(TASK PROMPT) Keep only the lines that hold the string "data", filtering out the rest of the entries below.

INFORMATION Block Start

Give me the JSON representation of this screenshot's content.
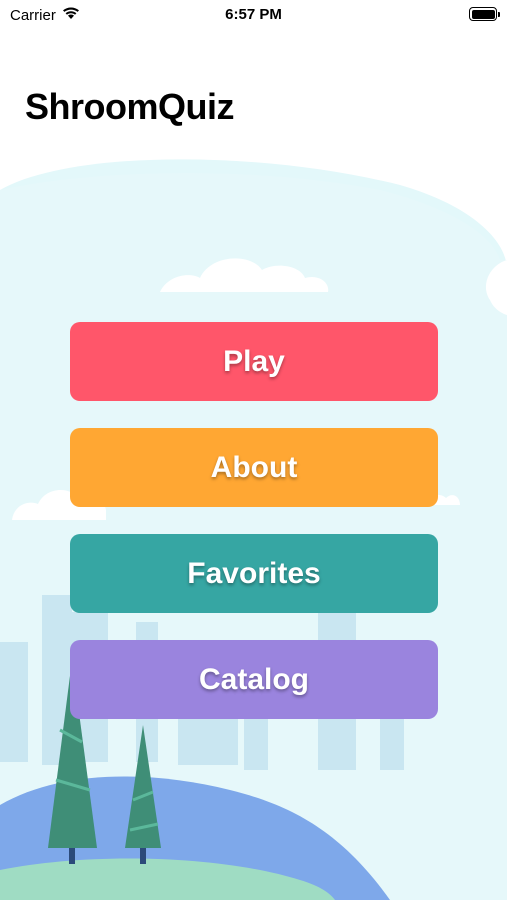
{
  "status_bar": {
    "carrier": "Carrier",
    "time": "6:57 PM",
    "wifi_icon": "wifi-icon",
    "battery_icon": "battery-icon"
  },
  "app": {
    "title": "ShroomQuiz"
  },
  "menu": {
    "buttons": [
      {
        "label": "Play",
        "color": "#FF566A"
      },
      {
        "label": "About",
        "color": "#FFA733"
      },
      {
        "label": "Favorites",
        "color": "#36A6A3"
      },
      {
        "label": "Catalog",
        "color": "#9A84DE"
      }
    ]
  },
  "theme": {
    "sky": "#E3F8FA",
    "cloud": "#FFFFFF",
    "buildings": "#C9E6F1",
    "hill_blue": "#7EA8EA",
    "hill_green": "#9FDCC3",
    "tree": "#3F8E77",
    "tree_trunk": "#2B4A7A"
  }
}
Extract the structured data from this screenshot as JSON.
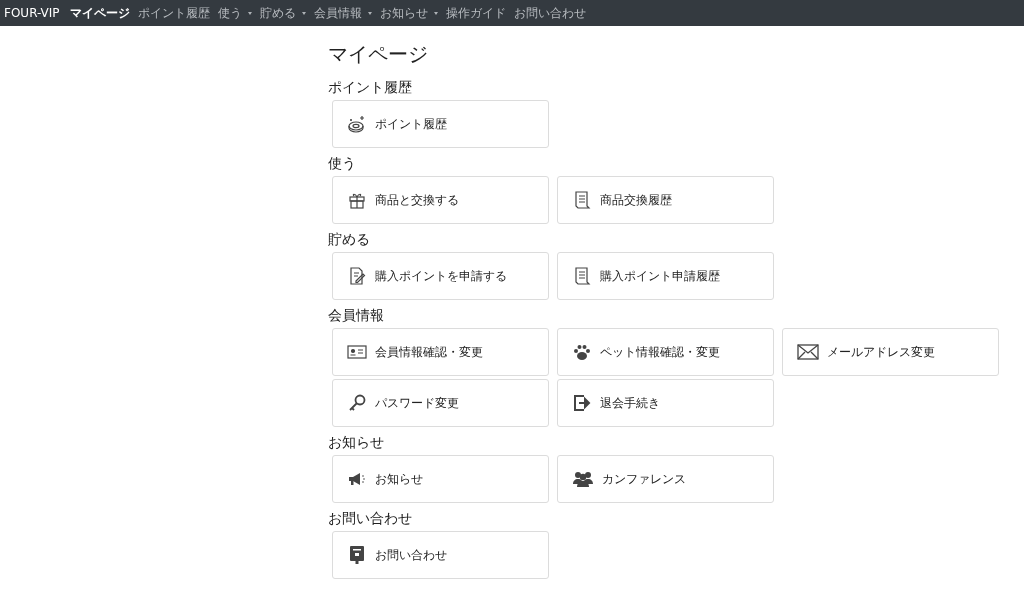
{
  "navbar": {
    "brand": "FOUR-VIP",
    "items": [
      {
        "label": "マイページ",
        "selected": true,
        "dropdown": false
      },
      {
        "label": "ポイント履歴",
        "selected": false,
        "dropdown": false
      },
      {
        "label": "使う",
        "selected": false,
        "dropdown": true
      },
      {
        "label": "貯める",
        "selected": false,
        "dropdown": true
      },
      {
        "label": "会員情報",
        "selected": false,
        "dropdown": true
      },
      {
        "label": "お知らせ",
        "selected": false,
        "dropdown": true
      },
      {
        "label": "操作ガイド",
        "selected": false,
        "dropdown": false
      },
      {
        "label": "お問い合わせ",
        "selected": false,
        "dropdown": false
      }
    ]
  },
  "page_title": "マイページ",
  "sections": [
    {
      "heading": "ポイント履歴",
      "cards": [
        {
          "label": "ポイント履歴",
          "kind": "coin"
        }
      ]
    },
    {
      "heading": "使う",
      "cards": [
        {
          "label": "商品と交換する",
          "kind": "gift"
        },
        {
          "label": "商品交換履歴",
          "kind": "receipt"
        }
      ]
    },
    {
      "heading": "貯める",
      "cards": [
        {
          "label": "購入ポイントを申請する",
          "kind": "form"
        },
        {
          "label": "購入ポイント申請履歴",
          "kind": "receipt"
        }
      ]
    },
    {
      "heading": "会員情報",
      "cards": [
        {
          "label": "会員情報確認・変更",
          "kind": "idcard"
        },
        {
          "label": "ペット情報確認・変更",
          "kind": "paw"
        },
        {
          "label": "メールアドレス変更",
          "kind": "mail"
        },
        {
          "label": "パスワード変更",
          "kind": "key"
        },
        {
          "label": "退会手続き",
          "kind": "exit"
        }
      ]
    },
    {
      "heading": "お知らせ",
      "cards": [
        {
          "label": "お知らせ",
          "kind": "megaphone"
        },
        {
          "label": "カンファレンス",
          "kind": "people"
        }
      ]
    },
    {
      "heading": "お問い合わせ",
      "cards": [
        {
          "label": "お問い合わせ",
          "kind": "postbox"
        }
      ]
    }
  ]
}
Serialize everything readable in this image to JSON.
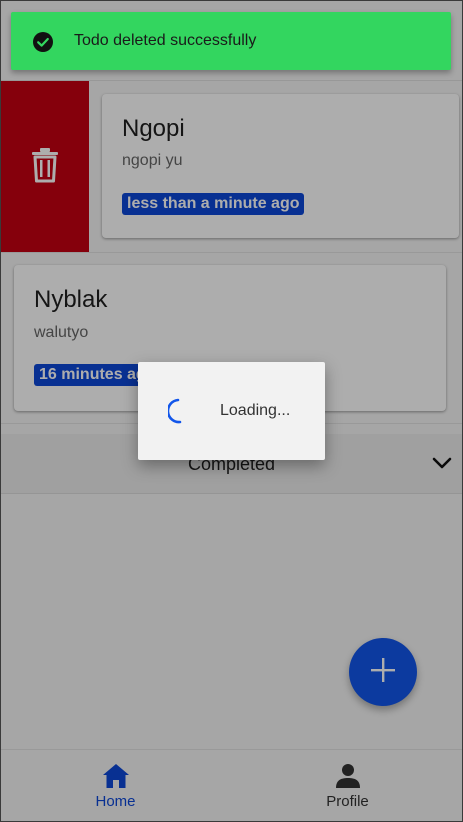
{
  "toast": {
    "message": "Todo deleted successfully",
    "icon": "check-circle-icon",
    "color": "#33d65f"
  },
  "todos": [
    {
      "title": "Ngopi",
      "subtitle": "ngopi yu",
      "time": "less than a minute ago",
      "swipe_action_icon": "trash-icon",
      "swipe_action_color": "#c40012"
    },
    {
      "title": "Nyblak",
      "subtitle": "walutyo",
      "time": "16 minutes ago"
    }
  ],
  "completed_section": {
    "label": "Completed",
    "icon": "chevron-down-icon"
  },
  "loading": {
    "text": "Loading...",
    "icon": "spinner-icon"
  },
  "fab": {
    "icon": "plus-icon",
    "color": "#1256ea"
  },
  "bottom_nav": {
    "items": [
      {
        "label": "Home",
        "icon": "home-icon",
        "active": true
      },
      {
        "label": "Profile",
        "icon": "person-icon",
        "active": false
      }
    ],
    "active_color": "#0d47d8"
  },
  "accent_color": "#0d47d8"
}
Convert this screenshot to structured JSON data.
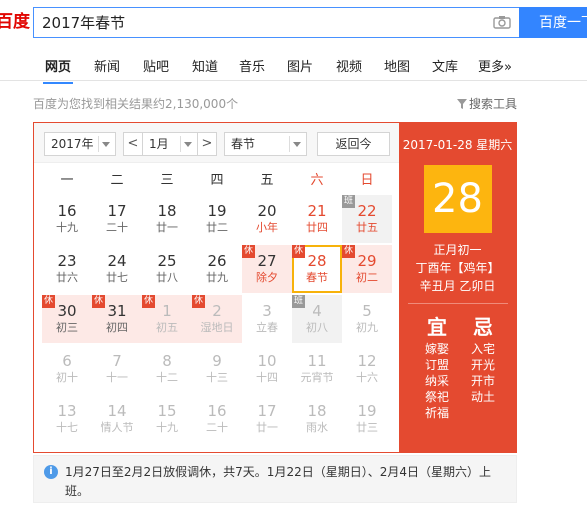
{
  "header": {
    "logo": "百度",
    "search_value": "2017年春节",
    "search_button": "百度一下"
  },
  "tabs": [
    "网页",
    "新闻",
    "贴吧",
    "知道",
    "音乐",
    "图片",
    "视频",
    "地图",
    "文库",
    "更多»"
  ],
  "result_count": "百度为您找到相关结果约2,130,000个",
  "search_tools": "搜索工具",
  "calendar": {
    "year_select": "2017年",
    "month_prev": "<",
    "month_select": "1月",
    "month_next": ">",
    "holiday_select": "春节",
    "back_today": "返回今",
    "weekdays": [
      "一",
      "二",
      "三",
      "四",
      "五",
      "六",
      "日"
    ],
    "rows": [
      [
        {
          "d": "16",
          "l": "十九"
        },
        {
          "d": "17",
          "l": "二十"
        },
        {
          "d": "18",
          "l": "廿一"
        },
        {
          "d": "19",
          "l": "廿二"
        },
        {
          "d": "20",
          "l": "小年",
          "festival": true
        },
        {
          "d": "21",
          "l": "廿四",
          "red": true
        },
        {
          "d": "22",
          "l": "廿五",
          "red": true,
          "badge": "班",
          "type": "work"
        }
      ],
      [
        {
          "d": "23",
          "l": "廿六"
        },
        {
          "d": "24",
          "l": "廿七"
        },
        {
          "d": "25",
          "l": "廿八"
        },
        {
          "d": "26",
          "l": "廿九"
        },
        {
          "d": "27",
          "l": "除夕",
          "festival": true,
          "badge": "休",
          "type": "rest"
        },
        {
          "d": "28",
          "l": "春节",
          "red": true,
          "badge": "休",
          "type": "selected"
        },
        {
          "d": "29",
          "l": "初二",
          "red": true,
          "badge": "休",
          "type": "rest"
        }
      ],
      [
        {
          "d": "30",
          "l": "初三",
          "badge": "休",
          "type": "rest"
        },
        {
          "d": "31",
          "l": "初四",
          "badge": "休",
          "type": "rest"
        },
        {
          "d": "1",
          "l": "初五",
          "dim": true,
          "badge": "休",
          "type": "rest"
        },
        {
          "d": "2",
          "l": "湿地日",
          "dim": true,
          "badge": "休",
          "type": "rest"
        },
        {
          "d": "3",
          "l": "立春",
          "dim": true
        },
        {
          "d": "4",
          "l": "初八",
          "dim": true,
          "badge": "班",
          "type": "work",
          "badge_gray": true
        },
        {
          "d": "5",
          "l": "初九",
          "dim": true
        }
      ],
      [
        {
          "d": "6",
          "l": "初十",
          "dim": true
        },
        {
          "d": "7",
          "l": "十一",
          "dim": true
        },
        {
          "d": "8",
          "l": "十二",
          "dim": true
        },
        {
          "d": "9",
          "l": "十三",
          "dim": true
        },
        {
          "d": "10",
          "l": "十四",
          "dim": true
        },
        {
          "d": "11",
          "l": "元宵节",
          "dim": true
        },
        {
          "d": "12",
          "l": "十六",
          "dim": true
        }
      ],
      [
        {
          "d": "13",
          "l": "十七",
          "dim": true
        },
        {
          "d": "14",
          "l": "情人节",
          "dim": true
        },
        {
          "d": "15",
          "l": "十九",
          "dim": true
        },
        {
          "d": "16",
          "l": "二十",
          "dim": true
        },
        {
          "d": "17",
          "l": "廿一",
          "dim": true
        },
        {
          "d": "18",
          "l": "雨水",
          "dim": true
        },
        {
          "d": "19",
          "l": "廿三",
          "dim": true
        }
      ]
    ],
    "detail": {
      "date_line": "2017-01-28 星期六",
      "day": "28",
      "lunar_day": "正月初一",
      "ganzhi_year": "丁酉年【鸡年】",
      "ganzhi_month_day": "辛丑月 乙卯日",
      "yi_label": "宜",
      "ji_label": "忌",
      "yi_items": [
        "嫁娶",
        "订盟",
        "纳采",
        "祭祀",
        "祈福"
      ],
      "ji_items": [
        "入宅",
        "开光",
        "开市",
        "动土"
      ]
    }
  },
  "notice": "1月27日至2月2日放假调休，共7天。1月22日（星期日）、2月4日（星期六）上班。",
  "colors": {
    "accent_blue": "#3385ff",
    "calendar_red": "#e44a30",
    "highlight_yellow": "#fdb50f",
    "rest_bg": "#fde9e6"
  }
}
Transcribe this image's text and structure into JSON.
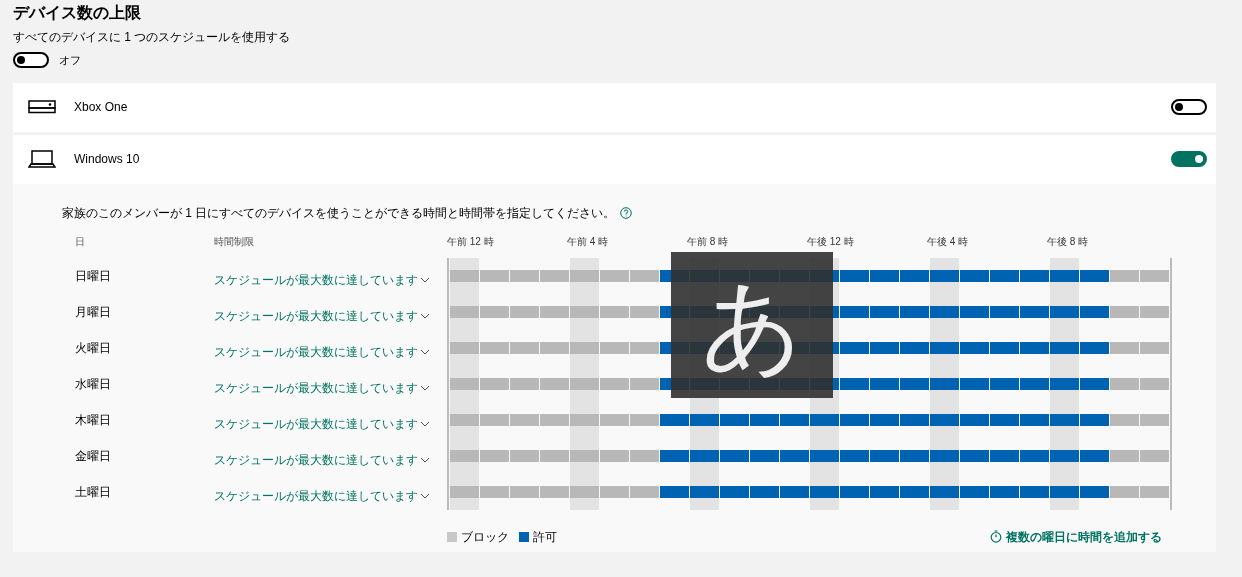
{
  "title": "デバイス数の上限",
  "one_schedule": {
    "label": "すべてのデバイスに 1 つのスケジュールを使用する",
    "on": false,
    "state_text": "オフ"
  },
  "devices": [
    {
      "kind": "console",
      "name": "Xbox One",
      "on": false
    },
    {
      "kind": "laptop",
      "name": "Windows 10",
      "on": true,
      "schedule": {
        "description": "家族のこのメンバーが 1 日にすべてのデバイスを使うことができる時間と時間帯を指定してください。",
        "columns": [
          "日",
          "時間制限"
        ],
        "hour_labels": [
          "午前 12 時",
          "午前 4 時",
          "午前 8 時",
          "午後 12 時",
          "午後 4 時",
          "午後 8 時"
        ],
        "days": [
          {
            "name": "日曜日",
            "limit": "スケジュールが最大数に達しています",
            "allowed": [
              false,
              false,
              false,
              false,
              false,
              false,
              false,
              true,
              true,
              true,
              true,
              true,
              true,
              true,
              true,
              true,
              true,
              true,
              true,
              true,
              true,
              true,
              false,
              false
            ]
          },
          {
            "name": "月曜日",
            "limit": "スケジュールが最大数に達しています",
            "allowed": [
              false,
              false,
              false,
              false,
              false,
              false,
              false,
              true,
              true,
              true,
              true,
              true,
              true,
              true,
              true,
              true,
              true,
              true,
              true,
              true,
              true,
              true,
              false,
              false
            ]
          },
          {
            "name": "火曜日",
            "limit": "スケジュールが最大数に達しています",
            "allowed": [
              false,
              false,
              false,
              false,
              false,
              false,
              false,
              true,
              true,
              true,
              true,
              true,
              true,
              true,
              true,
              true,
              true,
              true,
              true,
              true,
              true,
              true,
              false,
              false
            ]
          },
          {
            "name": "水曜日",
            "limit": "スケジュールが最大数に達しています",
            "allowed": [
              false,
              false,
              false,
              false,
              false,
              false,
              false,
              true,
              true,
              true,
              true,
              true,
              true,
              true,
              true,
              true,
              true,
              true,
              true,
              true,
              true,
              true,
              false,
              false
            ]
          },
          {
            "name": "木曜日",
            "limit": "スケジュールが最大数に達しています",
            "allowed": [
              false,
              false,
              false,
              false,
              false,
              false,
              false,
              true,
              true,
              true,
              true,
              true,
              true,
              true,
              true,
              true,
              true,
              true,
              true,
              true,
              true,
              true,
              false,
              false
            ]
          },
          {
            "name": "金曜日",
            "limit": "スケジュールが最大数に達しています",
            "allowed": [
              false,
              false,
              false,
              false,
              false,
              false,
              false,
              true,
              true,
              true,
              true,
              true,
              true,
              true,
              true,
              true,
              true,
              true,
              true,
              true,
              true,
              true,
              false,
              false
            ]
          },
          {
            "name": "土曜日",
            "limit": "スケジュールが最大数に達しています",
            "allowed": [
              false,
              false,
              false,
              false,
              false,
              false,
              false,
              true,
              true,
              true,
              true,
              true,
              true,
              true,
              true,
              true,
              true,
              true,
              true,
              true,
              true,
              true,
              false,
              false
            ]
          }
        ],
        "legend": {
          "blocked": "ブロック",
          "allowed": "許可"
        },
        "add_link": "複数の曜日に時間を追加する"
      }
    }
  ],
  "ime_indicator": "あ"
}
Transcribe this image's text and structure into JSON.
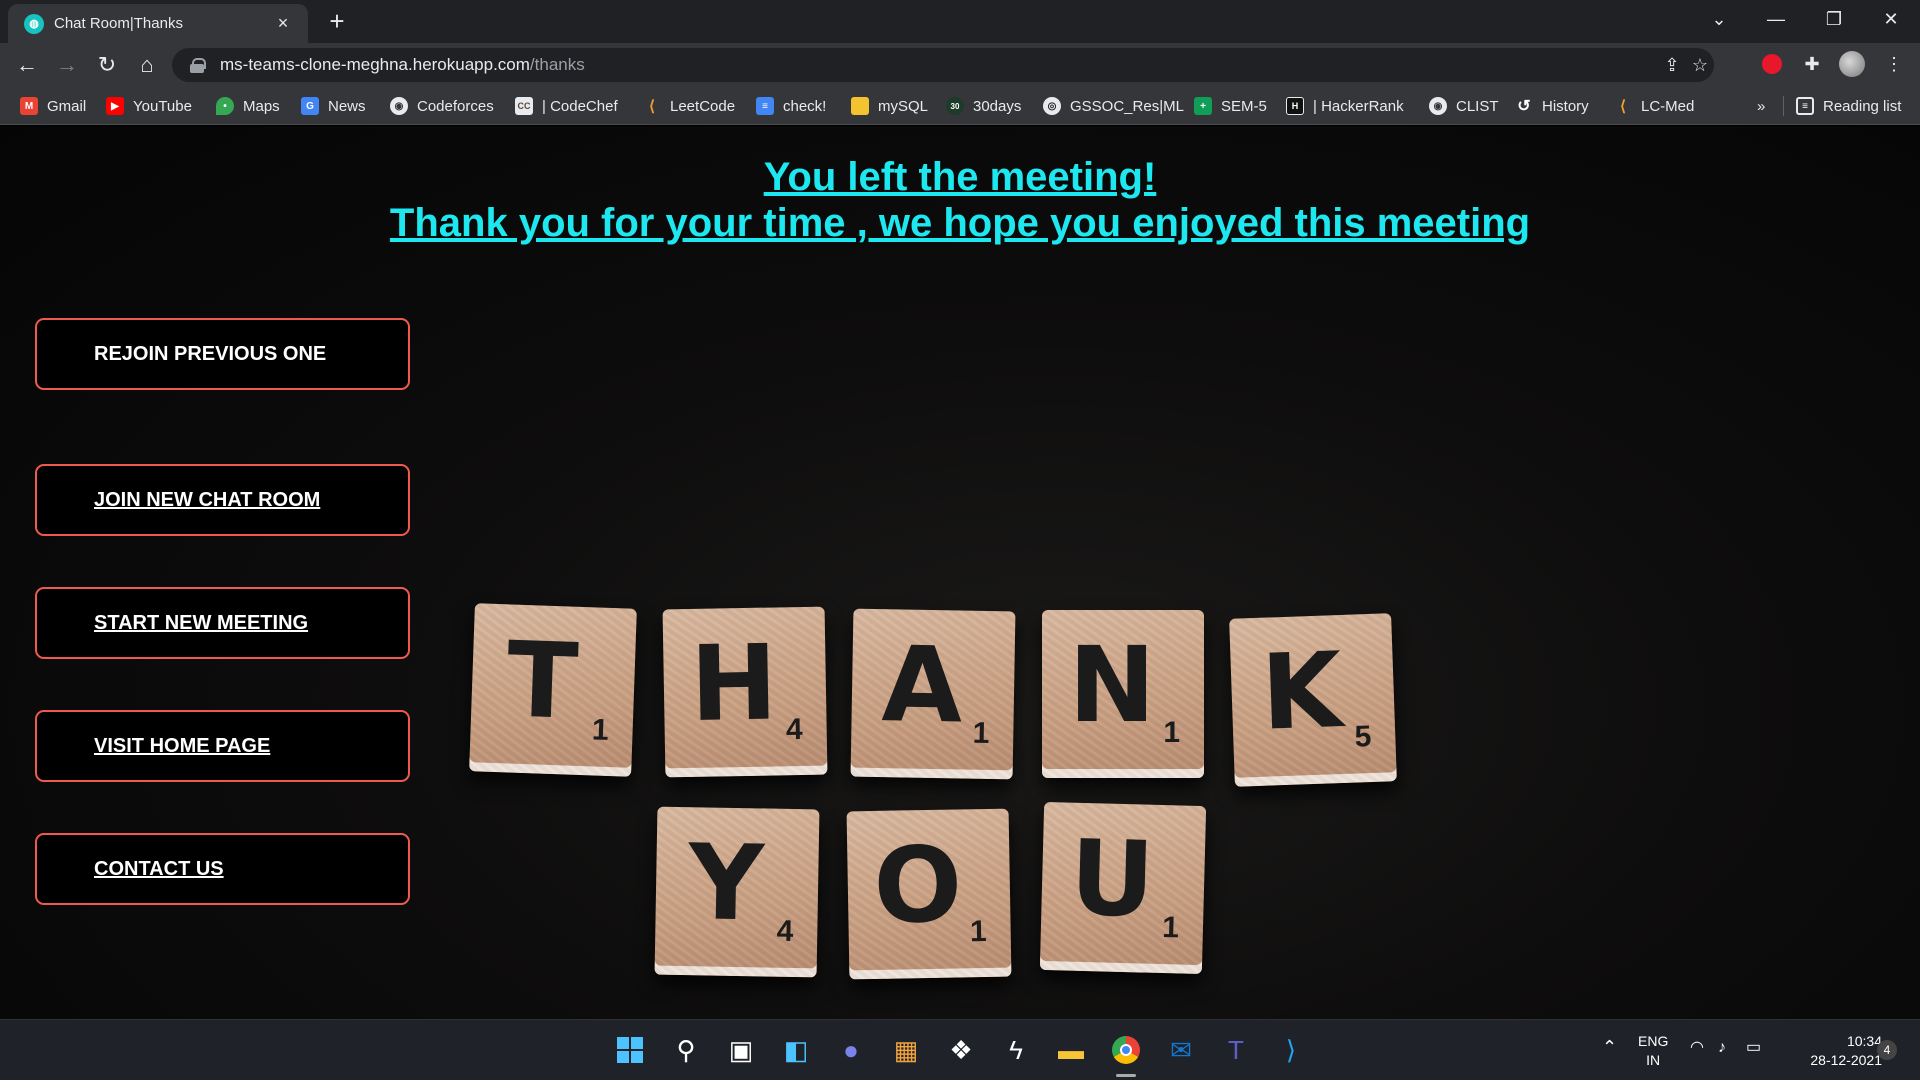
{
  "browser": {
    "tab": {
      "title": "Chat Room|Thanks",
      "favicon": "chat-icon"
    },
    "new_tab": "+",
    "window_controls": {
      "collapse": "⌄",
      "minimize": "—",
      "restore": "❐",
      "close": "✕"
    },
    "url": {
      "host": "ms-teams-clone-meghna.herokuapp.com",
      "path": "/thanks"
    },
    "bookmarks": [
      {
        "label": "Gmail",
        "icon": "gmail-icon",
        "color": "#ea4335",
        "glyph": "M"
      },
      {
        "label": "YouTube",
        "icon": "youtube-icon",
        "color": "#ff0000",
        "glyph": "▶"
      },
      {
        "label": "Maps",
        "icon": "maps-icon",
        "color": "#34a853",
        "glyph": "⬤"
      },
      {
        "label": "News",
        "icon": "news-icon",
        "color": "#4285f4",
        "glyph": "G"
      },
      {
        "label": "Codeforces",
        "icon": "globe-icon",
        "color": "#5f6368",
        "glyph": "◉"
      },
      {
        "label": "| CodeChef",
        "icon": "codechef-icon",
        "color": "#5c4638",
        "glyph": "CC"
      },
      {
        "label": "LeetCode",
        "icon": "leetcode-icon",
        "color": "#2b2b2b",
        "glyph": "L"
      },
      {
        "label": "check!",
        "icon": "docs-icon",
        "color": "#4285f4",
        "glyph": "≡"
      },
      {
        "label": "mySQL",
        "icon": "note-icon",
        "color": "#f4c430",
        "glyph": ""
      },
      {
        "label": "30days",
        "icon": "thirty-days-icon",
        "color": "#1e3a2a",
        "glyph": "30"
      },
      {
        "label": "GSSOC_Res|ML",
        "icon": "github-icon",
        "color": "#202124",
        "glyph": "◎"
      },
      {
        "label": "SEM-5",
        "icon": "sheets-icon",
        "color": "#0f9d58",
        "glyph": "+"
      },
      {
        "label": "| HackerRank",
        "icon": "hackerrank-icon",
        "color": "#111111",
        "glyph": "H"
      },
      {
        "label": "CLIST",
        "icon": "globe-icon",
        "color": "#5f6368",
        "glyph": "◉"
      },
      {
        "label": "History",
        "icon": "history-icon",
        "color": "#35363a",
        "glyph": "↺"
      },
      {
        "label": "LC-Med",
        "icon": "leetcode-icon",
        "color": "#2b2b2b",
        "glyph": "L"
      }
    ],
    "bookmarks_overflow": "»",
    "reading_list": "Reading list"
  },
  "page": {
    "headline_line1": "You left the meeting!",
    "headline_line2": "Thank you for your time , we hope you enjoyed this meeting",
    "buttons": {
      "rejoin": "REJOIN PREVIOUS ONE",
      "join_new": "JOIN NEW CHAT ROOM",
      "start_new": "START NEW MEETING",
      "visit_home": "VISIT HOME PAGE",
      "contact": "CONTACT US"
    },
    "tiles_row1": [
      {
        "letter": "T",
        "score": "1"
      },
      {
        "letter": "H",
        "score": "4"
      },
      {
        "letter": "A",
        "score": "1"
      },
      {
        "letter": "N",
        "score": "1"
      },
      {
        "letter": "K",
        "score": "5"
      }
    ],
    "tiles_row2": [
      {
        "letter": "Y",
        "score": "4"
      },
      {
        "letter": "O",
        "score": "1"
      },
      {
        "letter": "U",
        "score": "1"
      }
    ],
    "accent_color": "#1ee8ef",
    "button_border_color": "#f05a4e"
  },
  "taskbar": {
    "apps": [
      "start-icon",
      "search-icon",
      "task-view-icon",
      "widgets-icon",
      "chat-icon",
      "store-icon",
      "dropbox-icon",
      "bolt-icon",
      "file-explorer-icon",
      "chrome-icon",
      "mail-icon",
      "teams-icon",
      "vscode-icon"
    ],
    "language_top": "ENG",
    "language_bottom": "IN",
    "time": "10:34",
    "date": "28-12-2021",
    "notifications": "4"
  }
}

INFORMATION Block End

(WRITTEN REPLY)
Extract the structured data from this screenshot as JSON.
Convert this screenshot to structured JSON data.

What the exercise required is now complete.